    3. Treatment:Briefly describe two forms of treatment for the specific type of cancer that was researched. It is not expected that learners name specific drugs or give dosages of radiation or drugs.

    4. Prevalence: Sources must be acknowledged when quoting statistics. Teachers are to check that learners give stats for the SPECIFIC type of cancer they researched, not for cancers in general. Teachers should guard against plagiarism in copying pie charts and other graphs directly off the Internet – learners should be asked to give their sources if doing so is deemed acceptable by the staff, or they may be required to hand in only HAND DRAWN graphs and other charts. It is suggested that learners be told SPECIFICALLY what graphs to hand in, e.g. you MUST have at least one graph to support your research, but you may not submit more than three.

  5. Teachers should draw up a rubric for marking the research task. The following table provided below is merely a suggestion – it may be used or altered as the staff at the school feel. They just need to print one rubric per task and put ticks in the relevant blocks:
Section

5

Excellent. Clear, detailed, neat

4

Good. Well-researched, less detail

3

Average. Tried, but made errors

2

Not so good. Some gaps in knowledge

1

Very weak.
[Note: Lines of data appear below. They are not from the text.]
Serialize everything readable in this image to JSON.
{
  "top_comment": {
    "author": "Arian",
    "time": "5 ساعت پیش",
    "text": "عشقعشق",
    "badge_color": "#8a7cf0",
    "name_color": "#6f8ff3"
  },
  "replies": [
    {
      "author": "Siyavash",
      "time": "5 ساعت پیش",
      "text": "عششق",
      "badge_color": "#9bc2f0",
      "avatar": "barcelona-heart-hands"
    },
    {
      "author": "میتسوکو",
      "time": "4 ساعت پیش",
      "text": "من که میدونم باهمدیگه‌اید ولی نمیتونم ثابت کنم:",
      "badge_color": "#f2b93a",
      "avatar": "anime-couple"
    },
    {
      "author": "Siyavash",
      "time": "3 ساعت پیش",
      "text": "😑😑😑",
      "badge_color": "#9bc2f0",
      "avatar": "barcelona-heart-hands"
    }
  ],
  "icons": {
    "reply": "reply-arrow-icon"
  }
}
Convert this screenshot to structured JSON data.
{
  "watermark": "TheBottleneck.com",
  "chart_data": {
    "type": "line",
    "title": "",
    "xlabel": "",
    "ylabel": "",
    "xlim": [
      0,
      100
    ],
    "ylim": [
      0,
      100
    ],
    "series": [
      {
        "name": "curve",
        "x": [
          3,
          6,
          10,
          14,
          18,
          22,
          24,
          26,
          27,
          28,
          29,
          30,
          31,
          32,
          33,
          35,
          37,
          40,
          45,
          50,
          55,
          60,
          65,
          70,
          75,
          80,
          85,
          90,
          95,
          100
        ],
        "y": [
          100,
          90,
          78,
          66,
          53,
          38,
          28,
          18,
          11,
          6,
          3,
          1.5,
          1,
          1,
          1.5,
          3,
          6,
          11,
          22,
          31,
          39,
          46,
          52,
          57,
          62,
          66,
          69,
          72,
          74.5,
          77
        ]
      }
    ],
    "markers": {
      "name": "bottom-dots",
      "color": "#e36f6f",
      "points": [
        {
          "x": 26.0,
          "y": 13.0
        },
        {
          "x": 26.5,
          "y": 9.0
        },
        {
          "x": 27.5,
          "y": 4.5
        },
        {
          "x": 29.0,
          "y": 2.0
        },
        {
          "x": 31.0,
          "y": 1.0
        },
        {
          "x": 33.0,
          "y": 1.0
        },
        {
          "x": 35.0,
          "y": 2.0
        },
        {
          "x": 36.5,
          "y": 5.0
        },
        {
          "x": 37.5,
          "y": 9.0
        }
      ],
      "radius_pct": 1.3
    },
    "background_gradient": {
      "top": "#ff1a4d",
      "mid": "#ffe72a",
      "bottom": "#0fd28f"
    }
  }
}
Very few facts

0

Not done / no proof given

Causes
Beliefs
Treatment
Prevalence
Pictures/ Graphs

Total

Table 3.2: Marking rubric for Cancer Research Project